Worse, judicial caprice is a great smokescreen for creeping authoritarianism. If the dirty cop was accused but the layman judge-substitute never held a probable-cause hearing, as in this case out of Tennessee, is it because he’s covering for law enforcement? Or because he has no clue how to do his job and asked himself, “what would the guys on Law & Order do?”
To be clear, none of this is hypothetical. In the fourteen states that allow non-lawyer judges, there are examples upon examples of abusive, tyrannical laymen running their towns like Byzantine despotates. A NYT series on this problem in the backwoods of New York state is full of characters like “Justice” Thomas R. Buckley:

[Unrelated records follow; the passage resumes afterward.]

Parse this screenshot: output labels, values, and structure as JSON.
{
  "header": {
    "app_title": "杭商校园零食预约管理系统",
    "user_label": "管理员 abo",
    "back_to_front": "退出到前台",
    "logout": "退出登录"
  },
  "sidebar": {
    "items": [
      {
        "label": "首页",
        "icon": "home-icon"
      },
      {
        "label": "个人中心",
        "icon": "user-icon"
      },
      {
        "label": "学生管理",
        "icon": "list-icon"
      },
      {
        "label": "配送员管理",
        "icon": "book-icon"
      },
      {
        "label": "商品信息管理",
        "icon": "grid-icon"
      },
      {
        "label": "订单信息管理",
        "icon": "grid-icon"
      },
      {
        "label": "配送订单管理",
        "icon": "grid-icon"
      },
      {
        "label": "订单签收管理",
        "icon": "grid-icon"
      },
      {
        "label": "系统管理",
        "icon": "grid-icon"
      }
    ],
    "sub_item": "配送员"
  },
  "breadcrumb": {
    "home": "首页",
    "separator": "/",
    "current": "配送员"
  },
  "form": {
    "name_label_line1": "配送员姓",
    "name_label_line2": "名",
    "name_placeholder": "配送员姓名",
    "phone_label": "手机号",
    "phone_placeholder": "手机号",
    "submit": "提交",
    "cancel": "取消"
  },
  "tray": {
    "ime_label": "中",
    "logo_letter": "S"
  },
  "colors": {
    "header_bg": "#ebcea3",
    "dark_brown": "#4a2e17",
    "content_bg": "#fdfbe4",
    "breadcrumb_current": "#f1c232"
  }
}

[…] a phone-company repairman who cursed at defendants and jailed them without bail or a trial, state disciplinary officials found. Feuding with a neighbor over her dog’s running loose, he threatened to jail her and ordered the dog killed.
“I just follow my own common sense,” Mr. Buckley, in an interview, said of his 13 years on the bench. “And the hell with the law.”
To hell with the law, indeed. We don’t send future judges to law school to make them wise, just, fair or models of rhetoric. Those are nice side effects, but they’re not critical. We do it so they’ll predictably and consistently apply a certain ruleset, and we do that so we have a stable society where petty kings don’t feel free to execute our dogs. As disappointing as our current crop of lawyer judges may be, and as politicized as the judiciary will continue to be, a lawyer, unlike Mr. Buckley, is less likely to use his bench to kill Fido because he felt like it.
 See pretty much everything.
 Please note that this argument falls into the “more frivolous” category.